A harder route would be to put together a program that would take the cleaned up but still raw text file and convert each line into <item> entries, with appropriate fields for <title> (book title), <description> (publication information & location), <category> (collection), etc. This new XML file would replace the old one every week. If I knew any Perl or ColdFusion, I’m certain that I could whip something up fairly quickly.

The ideal option would be to write a program that goes into the catalog daily and pulls out information about new books added and generates the XML file from that.

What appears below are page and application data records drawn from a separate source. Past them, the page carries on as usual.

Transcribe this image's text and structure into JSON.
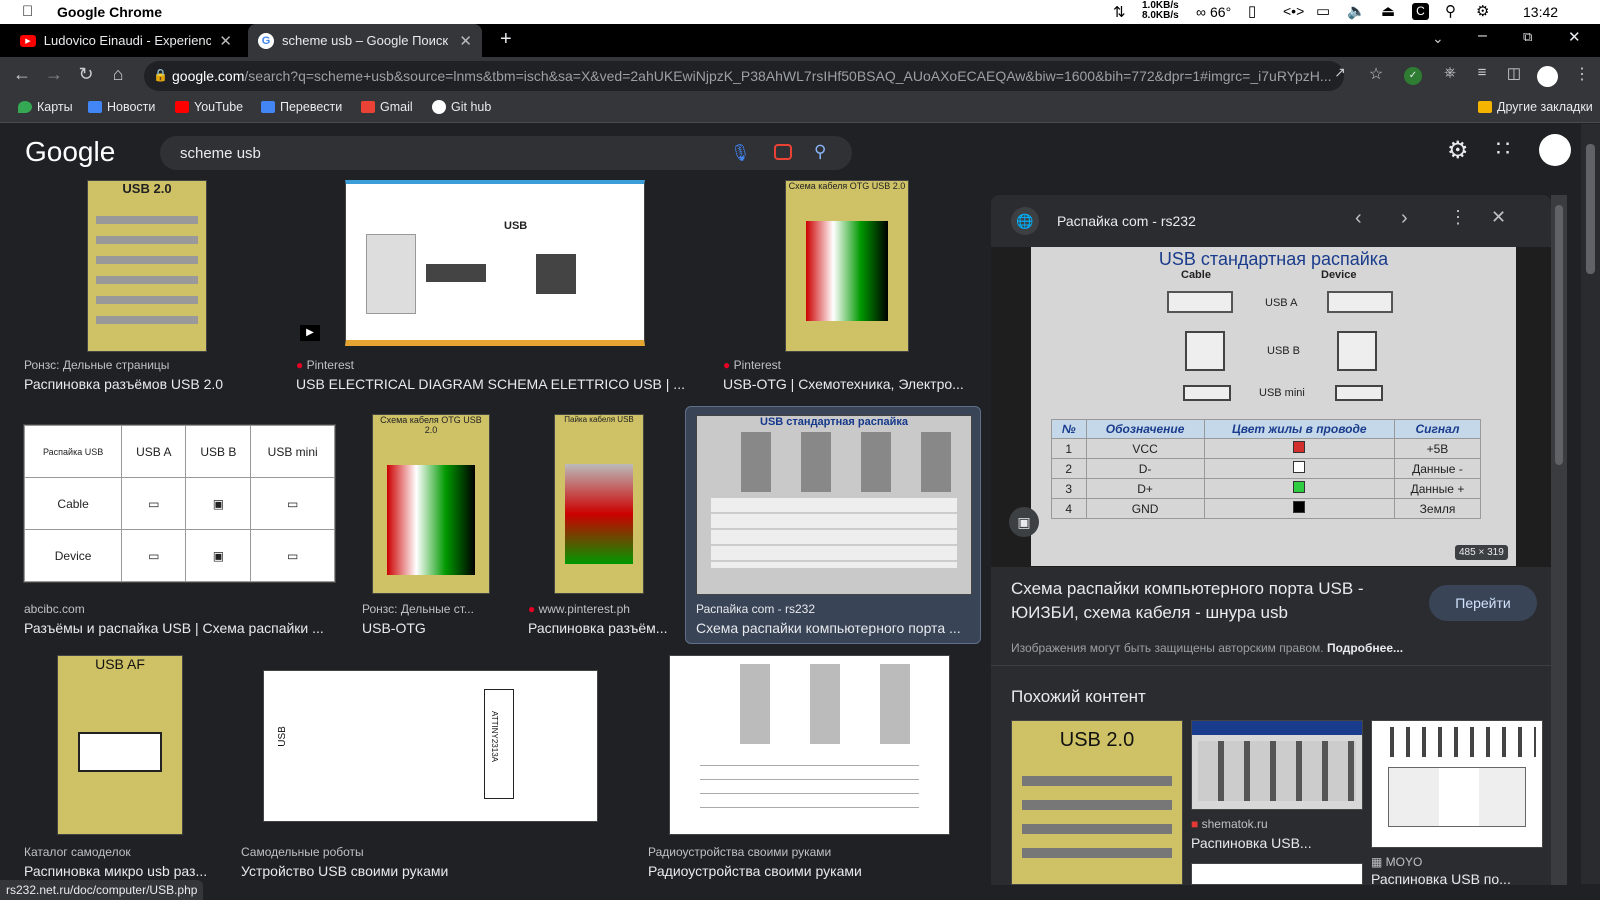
{
  "mac_menubar": {
    "app_name": "Google Chrome",
    "net_up": "1.0KB/s",
    "net_down": "8.0KB/s",
    "temperature": "66°",
    "time": "13:42"
  },
  "tabs": [
    {
      "title": "Ludovico Einaudi - Experience (Li",
      "favicon": "youtube-icon",
      "active": false
    },
    {
      "title": "scheme usb – Google Поиск",
      "favicon": "google-icon",
      "active": true
    }
  ],
  "address_bar": {
    "host": "google.com",
    "path": "/search?q=scheme+usb&source=lnms&tbm=isch&sa=X&ved=2ahUKEwiNjpzK_P38AhWL7rsIHf50BSAQ_AUoAXoECAEQAw&biw=1600&bih=772&dpr=1#imgrc=_i7uRYpzH..."
  },
  "bookmarks": [
    {
      "label": "Карты",
      "icon": "maps-icon",
      "color": "#34a853"
    },
    {
      "label": "Новости",
      "icon": "news-icon",
      "color": "#4285f4"
    },
    {
      "label": "YouTube",
      "icon": "youtube-icon",
      "color": "#ff0000"
    },
    {
      "label": "Перевести",
      "icon": "translate-icon",
      "color": "#4285f4"
    },
    {
      "label": "Gmail",
      "icon": "gmail-icon",
      "color": "#ea4335"
    },
    {
      "label": "Git hub",
      "icon": "github-icon",
      "color": "#ffffff"
    }
  ],
  "other_bookmarks": "Другие закладки",
  "google": {
    "logo": "Google",
    "query": "scheme usb"
  },
  "results": [
    {
      "source": "Ронзс: Дельные страницы",
      "title": "Распиновка разъёмов USB 2.0"
    },
    {
      "source": "Pinterest",
      "title": "USB ELECTRICAL DIAGRAM SCHEMA ELETTRICO USB | ..."
    },
    {
      "source": "Pinterest",
      "title": "USB-OTG | Схемотехника, Электро..."
    },
    {
      "source": "abcibc.com",
      "title": "Разъёмы и распайка USB | Схема распайки ..."
    },
    {
      "source": "Ронзс: Дельные ст...",
      "title": "USB-OTG"
    },
    {
      "source": "www.pinterest.ph",
      "title": "Распиновка разъём..."
    },
    {
      "source": "Распайка com - rs232",
      "title": "Схема распайки компьютерного порта ..."
    },
    {
      "source": "Каталог самоделок",
      "title": "Распиновка микро usb раз..."
    },
    {
      "source": "Самодельные роботы",
      "title": "Устройство USB своими руками"
    },
    {
      "source": "Радиоустройства своими руками",
      "title": "Радиоустройства своими руками"
    }
  ],
  "thumb_text": {
    "usb20": "USB 2.0",
    "otg_cable": "Схема кабеля OTG USB 2.0",
    "otg_pinout": "Пайка кабеля USB",
    "usb_af": "USB AF",
    "table_head": [
      "Распайка USB",
      "USB A",
      "USB B",
      "USB mini"
    ],
    "table_rows": [
      "Cable",
      "Device"
    ],
    "rs232_title": "USB стандартная распайка",
    "usb_label": "USB",
    "chip_label": "ATTINY2313A"
  },
  "panel": {
    "site": "Распайка com - rs232",
    "image_size": "485 × 319",
    "image_title": "USB стандартная распайка",
    "image_labels": {
      "cable": "Cable",
      "device": "Device",
      "usb_a": "USB A",
      "usb_b": "USB B",
      "usb_mini": "USB mini"
    },
    "table_headers": [
      "№",
      "Обозначение",
      "Цвет жилы в проводе",
      "Сигнал"
    ],
    "table_rows": [
      {
        "n": "1",
        "name": "VCC",
        "color": "#d32f2f",
        "signal": "+5В"
      },
      {
        "n": "2",
        "name": "D-",
        "color": "#ffffff",
        "signal": "Данные -"
      },
      {
        "n": "3",
        "name": "D+",
        "color": "#2ecc40",
        "signal": "Данные +"
      },
      {
        "n": "4",
        "name": "GND",
        "color": "#000000",
        "signal": "Земля"
      }
    ],
    "title": "Схема распайки компьютерного порта USB - ЮИЗБИ, схема кабеля - шнура usb",
    "visit_button": "Перейти",
    "copyright": "Изображения могут быть защищены авторским правом.",
    "more": "Подробнее...",
    "related_heading": "Похожий контент",
    "related": [
      {
        "source": "shematok.ru",
        "title": "Распиновка USB..."
      },
      {
        "source": "MOYO",
        "title": "Распиновка USB по..."
      }
    ]
  },
  "status_url": "rs232.net.ru/doc/computer/USB.php"
}
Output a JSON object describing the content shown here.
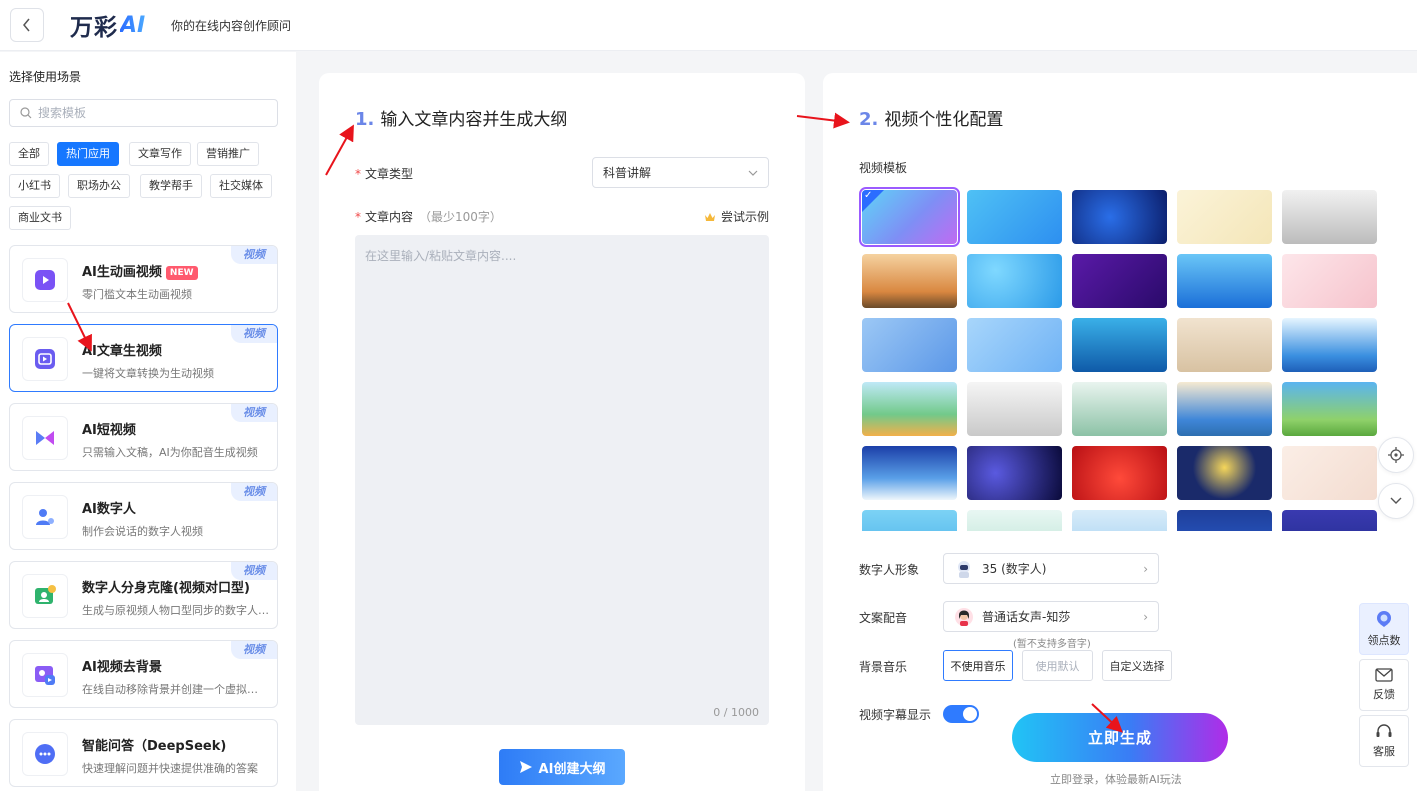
{
  "header": {
    "logo_text": "万彩",
    "logo_ai": "AI",
    "slogan": "你的在线内容创作顾问"
  },
  "sidebar": {
    "title": "选择使用场景",
    "search_placeholder": "搜索模板",
    "tags": [
      "全部",
      "热门应用",
      "文章写作",
      "营销推广",
      "小红书",
      "职场办公",
      "教学帮手",
      "社交媒体",
      "商业文书"
    ],
    "active_tag": "热门应用",
    "cards": [
      {
        "title": "AI生动画视频",
        "badge": "NEW",
        "desc": "零门槛文本生动画视频",
        "corner": "视频"
      },
      {
        "title": "AI文章生视频",
        "desc": "一键将文章转换为生动视频",
        "corner": "视频"
      },
      {
        "title": "AI短视频",
        "desc": "只需输入文稿，AI为你配音生成视频",
        "corner": "视频"
      },
      {
        "title": "AI数字人",
        "desc": "制作会说话的数字人视频",
        "corner": "视频"
      },
      {
        "title": "数字人分身克隆(视频对口型)",
        "desc": "生成与原视频人物口型同步的数字人…",
        "corner": "视频"
      },
      {
        "title": "AI视频去背景",
        "desc": "在线自动移除背景并创建一个虚拟…",
        "corner": "视频"
      },
      {
        "title": "智能问答（DeepSeek)",
        "desc": "快速理解问题并快速提供准确的答案"
      }
    ],
    "selected_card": "AI文章生视频"
  },
  "step1": {
    "num": "1.",
    "title": "输入文章内容并生成大纲",
    "required_mark": "*",
    "type_label": "文章类型",
    "type_value": "科普讲解",
    "content_label": "文章内容",
    "content_hint": "（最少100字）",
    "try_example": "尝试示例",
    "content_placeholder": "在这里输入/粘贴文章内容....",
    "counter": "0 / 1000",
    "outline_button": "AI创建大纲"
  },
  "step2": {
    "num": "2.",
    "title": "视频个性化配置",
    "template_label": "视频模板",
    "digital_human_label": "数字人形象",
    "digital_human_value": "35 (数字人)",
    "voice_label": "文案配音",
    "voice_value": "普通话女声-知莎",
    "voice_note": "(暂不支持多音字)",
    "music_label": "背景音乐",
    "music_options": [
      "不使用音乐",
      "使用默认",
      "自定义选择"
    ],
    "music_selected": "不使用音乐",
    "subtitle_label": "视频字幕显示",
    "subtitle_on": true,
    "generate_button": "立即生成",
    "login_hint": "立即登录，体验最新AI玩法"
  },
  "float_tools": {
    "points": "领点数",
    "feedback": "反馈",
    "service": "客服"
  },
  "colors": {
    "primary": "#1677ff",
    "accent_number": "#6b86e8",
    "required": "#f04848",
    "annotation": "#e8141c"
  }
}
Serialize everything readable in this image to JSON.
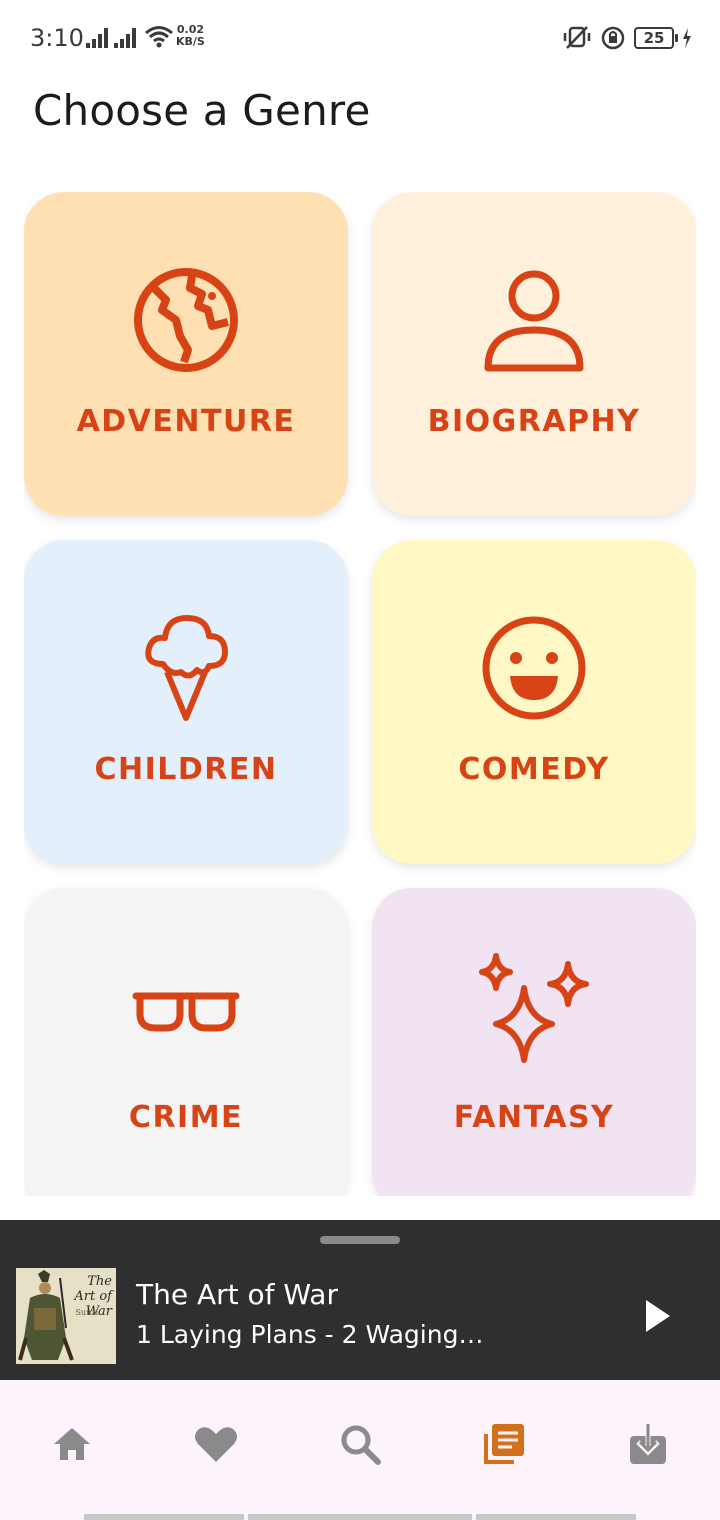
{
  "status_bar": {
    "time": "3:10",
    "net_speed_value": "0.02",
    "net_speed_unit": "KB/S",
    "battery": "25"
  },
  "page": {
    "title": "Choose a Genre"
  },
  "genres": [
    {
      "label": "ADVENTURE",
      "icon": "globe-icon",
      "bg": "#ffe0b2"
    },
    {
      "label": "BIOGRAPHY",
      "icon": "person-icon",
      "bg": "#fff0dc"
    },
    {
      "label": "CHILDREN",
      "icon": "ice-cream-icon",
      "bg": "#e3f0fc"
    },
    {
      "label": "COMEDY",
      "icon": "smiley-icon",
      "bg": "#fff8c4"
    },
    {
      "label": "CRIME",
      "icon": "glasses-icon",
      "bg": "#f4f4f4"
    },
    {
      "label": "FANTASY",
      "icon": "sparkles-icon",
      "bg": "#f2e3f3"
    }
  ],
  "accent_color": "#d84315",
  "mini_player": {
    "cover": {
      "title": "The Art of War",
      "author": "Sunzi"
    },
    "title": "The Art of War",
    "subtitle": "1 Laying Plans - 2 Waging…",
    "play_icon": "play-icon"
  },
  "bottom_nav": [
    {
      "icon": "home-icon",
      "active": false
    },
    {
      "icon": "heart-icon",
      "active": false
    },
    {
      "icon": "search-icon",
      "active": false
    },
    {
      "icon": "library-icon",
      "active": true
    },
    {
      "icon": "download-icon",
      "active": false
    }
  ]
}
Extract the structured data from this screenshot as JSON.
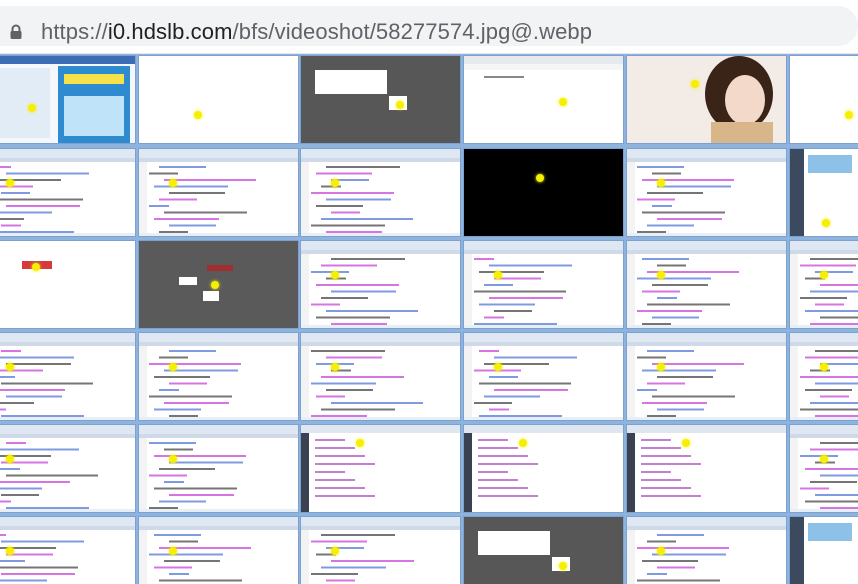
{
  "browser": {
    "url_scheme": "https://",
    "url_host": "i0.hdslb.com",
    "url_path": "/bfs/videoshot/58277574.jpg@.webp",
    "lock_icon": "lock-icon"
  },
  "thumbnails": {
    "rows": 6,
    "cols": 6,
    "grid_color": "#8eb3dd",
    "highlight_color": "#f5f000",
    "tiles": [
      {
        "kind": "web-ad"
      },
      {
        "kind": "blank"
      },
      {
        "kind": "dark-dialog"
      },
      {
        "kind": "browser"
      },
      {
        "kind": "portrait"
      },
      {
        "kind": "blank"
      },
      {
        "kind": "code"
      },
      {
        "kind": "code"
      },
      {
        "kind": "code"
      },
      {
        "kind": "black"
      },
      {
        "kind": "code"
      },
      {
        "kind": "sidebar-app"
      },
      {
        "kind": "baidu"
      },
      {
        "kind": "dark-baidu"
      },
      {
        "kind": "code"
      },
      {
        "kind": "code"
      },
      {
        "kind": "code"
      },
      {
        "kind": "code"
      },
      {
        "kind": "code"
      },
      {
        "kind": "code"
      },
      {
        "kind": "code"
      },
      {
        "kind": "code"
      },
      {
        "kind": "code"
      },
      {
        "kind": "code"
      },
      {
        "kind": "code"
      },
      {
        "kind": "code"
      },
      {
        "kind": "devtools"
      },
      {
        "kind": "devtools"
      },
      {
        "kind": "devtools"
      },
      {
        "kind": "code"
      },
      {
        "kind": "code"
      },
      {
        "kind": "code"
      },
      {
        "kind": "code"
      },
      {
        "kind": "dark-dialog"
      },
      {
        "kind": "code"
      },
      {
        "kind": "sidebar-app"
      }
    ]
  }
}
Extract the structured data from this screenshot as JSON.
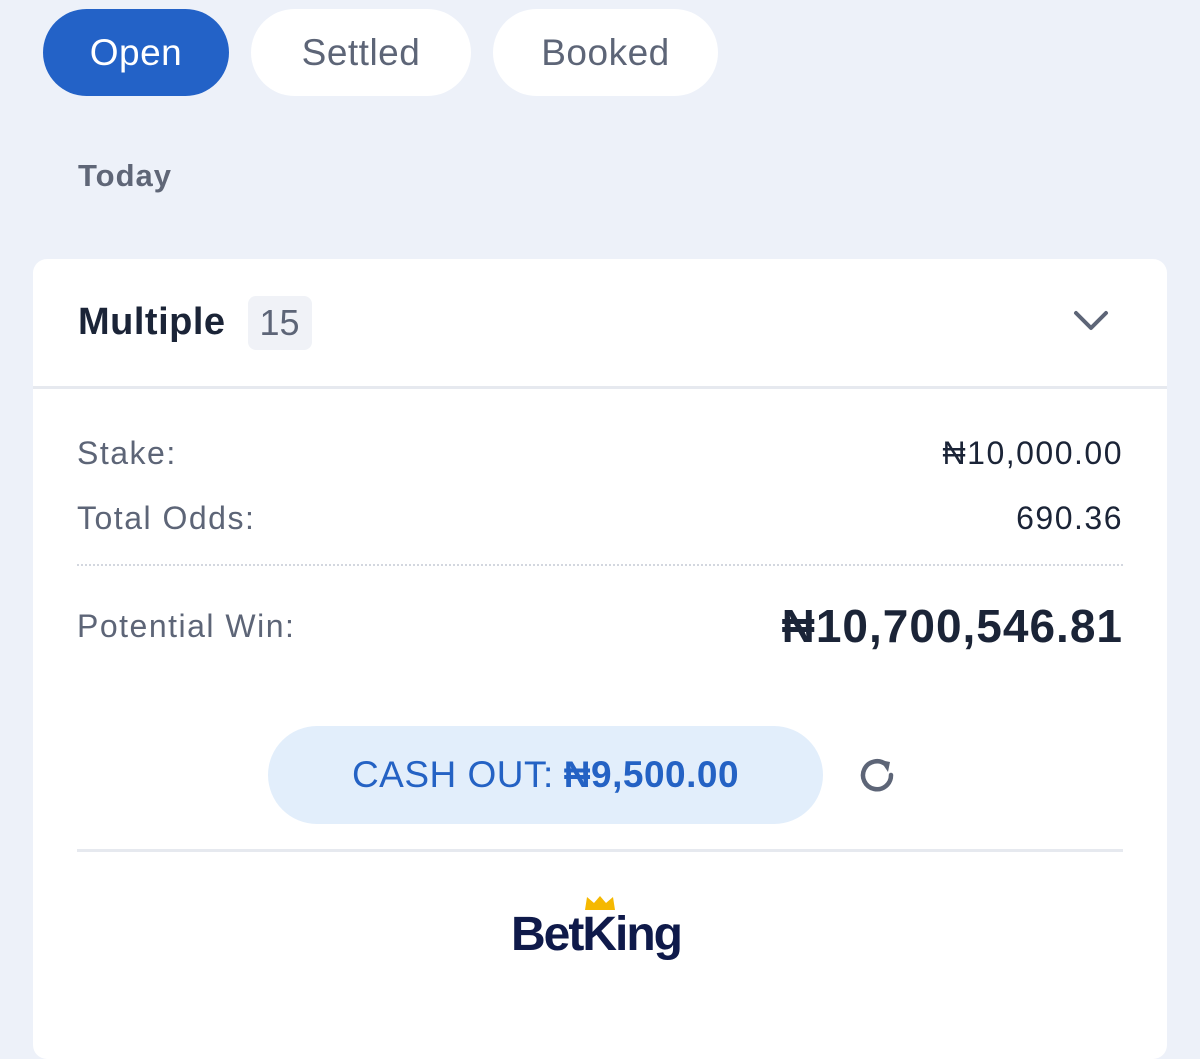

I suspect that it would work similarly to Michael Doran‘s New Books List program, but would go that extra step of converting the information in to RSS-friendly XML.

If anyone knows of some helper programs or if someone out there in library land is developing a program like this, please let me know.

* File is now missing. I think I may have delete it by accident. 1/13/05

rss journals

What if your favorite professional journals were delivered to your desktop via RSS?

Today I was commenting to my boss that I had found a resource of professional literature that was not dry or irrelevant — all of the library blogs sent daily to my RSS feed reader. That got me thinking a bit more, and it made me wonder what other uses could be made of RSS. One that had occurred to me the other week is having an RSS feed of new books as they are added to the catalog. I even found some discussion of such a tool on several blogs, as well as a resource called Project FLOW which plans to put together a toolkit of innovative add-on features for web OPACs.

Another idea that occurred to me this evening is publication through subscription RSS feeds (or even open-access models). For instance, the PLoS Biology journal recently released to the world could announce new articles or issues by making them available through an RSS feed, instead of or in addition to their current method of email announcements. Similarly, if I have an online subscription to Serials Review, I could get articles sent to me through some sort of secure RSS feed available only to subscribers. This method could come in handy for those publications that post articles online before they are published in the print editions, which mainly occurs in the sciences.

Now, I am not someone most people would consider to be an original thinker, so I figured that if this idea had occurred to me, then surely some of the more geeky types would have thought of it already. Sure enough, Wired already sports this feature on their website. Maybe some of the geeky library publications will soon follow?